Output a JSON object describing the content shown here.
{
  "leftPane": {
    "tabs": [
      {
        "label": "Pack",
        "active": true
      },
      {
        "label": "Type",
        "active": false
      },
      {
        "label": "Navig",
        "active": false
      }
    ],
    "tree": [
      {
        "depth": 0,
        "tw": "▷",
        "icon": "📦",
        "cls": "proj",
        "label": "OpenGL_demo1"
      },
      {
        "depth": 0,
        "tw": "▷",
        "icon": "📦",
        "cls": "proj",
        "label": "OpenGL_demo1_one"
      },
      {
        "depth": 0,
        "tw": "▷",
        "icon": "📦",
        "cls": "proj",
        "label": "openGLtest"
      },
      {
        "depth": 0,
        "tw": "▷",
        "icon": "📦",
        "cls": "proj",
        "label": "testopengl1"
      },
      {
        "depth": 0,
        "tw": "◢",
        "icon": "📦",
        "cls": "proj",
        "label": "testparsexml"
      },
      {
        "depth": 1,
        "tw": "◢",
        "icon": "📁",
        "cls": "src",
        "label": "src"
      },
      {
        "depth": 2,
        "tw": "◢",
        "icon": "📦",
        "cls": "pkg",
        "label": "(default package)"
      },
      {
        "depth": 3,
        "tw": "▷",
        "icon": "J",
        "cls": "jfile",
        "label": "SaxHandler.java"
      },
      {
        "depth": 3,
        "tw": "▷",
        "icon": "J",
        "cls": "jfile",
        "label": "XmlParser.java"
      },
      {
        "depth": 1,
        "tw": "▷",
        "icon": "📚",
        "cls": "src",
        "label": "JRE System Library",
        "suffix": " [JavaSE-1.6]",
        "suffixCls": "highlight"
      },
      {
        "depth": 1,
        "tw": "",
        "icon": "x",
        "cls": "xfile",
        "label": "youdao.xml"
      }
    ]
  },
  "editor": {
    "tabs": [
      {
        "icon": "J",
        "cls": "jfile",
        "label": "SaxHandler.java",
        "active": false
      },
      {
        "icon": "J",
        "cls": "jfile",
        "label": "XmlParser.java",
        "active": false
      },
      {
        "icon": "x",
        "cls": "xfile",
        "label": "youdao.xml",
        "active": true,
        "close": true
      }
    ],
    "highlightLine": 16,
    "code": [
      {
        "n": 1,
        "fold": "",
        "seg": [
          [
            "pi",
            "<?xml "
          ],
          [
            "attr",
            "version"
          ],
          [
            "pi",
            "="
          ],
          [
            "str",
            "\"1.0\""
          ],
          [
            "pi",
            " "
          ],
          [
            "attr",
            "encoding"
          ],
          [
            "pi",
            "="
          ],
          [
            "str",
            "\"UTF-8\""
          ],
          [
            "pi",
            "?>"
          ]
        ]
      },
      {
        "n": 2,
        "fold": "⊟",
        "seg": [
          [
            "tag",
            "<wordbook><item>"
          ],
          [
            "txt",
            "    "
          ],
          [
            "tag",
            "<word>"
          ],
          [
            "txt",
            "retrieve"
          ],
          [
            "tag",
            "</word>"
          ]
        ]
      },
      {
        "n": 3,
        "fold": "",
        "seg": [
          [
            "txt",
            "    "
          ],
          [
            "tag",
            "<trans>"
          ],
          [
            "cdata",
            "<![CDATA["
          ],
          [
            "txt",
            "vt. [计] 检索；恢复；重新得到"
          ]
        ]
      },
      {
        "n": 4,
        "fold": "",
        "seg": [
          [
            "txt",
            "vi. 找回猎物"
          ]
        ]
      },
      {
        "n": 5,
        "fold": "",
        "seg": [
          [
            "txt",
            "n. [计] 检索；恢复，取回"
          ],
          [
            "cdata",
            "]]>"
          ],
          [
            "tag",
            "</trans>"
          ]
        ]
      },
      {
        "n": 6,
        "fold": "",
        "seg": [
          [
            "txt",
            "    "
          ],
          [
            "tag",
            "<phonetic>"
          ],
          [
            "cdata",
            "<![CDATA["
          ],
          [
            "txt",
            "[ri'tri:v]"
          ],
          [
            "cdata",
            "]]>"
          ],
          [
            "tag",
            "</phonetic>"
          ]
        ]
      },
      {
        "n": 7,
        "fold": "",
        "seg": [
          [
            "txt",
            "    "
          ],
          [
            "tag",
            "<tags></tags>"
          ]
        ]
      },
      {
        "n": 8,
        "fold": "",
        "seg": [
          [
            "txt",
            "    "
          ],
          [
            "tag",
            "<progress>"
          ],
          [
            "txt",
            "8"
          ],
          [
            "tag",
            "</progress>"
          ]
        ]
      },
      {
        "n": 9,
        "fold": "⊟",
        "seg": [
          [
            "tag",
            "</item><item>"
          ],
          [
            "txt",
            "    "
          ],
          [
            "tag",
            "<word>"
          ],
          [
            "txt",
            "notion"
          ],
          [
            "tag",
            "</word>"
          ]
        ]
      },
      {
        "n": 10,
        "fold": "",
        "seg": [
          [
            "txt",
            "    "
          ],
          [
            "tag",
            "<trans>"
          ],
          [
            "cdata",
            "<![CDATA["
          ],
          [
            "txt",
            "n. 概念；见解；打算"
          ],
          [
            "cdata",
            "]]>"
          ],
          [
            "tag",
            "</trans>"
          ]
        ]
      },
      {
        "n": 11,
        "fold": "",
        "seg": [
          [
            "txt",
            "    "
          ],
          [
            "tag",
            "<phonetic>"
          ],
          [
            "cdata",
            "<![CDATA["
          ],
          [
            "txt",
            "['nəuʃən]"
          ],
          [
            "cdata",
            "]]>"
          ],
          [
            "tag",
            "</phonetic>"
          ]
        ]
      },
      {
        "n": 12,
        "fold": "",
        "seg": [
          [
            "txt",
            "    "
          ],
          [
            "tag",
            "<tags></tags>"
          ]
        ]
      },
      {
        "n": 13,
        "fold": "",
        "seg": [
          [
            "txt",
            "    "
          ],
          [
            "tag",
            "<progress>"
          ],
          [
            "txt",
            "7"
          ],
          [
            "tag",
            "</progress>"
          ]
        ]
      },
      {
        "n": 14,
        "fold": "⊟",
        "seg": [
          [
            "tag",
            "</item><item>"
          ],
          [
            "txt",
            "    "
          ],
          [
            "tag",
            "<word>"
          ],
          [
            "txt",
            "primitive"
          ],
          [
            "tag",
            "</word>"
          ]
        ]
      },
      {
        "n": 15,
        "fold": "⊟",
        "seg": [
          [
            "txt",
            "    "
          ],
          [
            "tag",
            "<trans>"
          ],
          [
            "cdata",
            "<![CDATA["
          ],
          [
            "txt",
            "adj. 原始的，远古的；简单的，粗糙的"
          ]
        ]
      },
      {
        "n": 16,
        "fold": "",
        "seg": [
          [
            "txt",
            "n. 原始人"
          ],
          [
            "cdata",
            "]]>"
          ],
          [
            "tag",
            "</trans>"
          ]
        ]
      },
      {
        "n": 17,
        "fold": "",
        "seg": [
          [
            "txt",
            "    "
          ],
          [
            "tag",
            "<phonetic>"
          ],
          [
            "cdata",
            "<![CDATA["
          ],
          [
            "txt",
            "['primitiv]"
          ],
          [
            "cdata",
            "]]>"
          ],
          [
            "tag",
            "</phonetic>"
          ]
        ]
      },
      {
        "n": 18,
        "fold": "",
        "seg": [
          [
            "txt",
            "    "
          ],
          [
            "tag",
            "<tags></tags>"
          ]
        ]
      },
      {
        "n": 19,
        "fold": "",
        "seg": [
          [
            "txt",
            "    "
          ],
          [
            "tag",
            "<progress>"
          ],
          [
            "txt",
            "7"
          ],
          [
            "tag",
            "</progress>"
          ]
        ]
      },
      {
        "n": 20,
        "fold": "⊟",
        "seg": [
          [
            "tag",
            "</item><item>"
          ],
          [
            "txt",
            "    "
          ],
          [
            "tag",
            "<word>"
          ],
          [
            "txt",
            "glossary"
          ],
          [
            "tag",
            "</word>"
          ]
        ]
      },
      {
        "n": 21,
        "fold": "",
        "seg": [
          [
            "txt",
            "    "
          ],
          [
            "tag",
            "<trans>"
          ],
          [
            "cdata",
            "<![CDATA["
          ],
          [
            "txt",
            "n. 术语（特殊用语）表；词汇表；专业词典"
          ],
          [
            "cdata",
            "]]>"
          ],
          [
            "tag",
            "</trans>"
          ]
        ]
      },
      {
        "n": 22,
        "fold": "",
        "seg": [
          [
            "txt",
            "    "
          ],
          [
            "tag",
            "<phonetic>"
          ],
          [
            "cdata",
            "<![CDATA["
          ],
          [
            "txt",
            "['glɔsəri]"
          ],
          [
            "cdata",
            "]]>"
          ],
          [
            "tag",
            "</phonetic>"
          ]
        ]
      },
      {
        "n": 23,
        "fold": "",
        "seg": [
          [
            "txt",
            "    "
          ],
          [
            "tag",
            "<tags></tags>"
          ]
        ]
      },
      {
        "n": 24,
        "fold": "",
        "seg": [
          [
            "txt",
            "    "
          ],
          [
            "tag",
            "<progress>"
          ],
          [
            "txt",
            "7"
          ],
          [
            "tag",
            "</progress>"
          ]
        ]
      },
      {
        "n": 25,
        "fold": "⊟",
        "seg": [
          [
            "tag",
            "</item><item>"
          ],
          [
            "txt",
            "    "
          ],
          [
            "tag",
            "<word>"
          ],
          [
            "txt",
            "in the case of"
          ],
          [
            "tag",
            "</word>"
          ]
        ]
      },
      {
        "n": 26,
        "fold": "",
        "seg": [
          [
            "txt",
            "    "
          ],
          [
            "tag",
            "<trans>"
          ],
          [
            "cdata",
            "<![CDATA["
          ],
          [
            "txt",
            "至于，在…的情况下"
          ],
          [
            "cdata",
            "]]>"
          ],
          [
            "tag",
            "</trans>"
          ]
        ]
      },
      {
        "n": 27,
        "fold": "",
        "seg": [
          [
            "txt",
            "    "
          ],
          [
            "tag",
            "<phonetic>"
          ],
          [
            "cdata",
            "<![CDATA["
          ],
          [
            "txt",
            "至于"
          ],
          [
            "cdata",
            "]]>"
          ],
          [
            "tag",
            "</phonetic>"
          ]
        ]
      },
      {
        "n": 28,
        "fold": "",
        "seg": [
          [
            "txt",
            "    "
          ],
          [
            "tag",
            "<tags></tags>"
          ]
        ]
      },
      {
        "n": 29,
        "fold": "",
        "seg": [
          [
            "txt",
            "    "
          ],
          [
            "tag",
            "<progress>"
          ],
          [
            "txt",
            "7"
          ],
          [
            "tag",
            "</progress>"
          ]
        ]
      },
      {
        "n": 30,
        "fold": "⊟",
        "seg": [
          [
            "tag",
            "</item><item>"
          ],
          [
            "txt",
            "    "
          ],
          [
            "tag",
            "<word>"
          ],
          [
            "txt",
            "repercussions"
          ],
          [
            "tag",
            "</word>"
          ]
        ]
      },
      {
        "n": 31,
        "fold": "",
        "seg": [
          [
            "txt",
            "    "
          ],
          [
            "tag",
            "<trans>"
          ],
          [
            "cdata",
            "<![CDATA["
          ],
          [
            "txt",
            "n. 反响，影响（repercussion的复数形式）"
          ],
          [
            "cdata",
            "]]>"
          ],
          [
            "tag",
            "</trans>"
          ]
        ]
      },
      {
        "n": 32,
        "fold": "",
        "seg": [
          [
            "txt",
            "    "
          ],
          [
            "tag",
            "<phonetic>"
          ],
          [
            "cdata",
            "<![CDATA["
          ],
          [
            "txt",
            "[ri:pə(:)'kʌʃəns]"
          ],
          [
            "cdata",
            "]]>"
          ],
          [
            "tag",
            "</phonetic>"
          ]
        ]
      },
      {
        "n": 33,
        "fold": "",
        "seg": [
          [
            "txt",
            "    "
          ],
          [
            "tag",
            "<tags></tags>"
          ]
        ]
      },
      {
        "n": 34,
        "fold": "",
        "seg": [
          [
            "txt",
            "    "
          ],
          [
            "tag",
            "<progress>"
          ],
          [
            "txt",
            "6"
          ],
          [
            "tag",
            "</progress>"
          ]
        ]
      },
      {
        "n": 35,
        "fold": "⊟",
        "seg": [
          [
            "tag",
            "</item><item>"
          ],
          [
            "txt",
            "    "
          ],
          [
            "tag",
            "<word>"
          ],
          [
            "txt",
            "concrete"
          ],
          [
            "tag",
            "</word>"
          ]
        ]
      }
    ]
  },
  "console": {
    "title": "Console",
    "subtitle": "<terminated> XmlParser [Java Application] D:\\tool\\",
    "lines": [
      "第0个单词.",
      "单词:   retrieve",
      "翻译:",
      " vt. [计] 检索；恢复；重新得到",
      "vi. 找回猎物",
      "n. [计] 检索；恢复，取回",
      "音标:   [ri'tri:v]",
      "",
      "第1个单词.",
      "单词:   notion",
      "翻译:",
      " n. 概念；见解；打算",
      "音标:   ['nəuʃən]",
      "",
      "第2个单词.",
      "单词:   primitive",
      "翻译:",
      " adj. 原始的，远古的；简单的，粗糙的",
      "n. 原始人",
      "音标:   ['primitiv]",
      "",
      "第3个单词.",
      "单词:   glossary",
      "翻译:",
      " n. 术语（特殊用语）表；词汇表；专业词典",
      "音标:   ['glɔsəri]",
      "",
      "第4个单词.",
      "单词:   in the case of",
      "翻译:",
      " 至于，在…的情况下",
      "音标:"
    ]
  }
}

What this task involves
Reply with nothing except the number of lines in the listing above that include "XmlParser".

Exercise output
3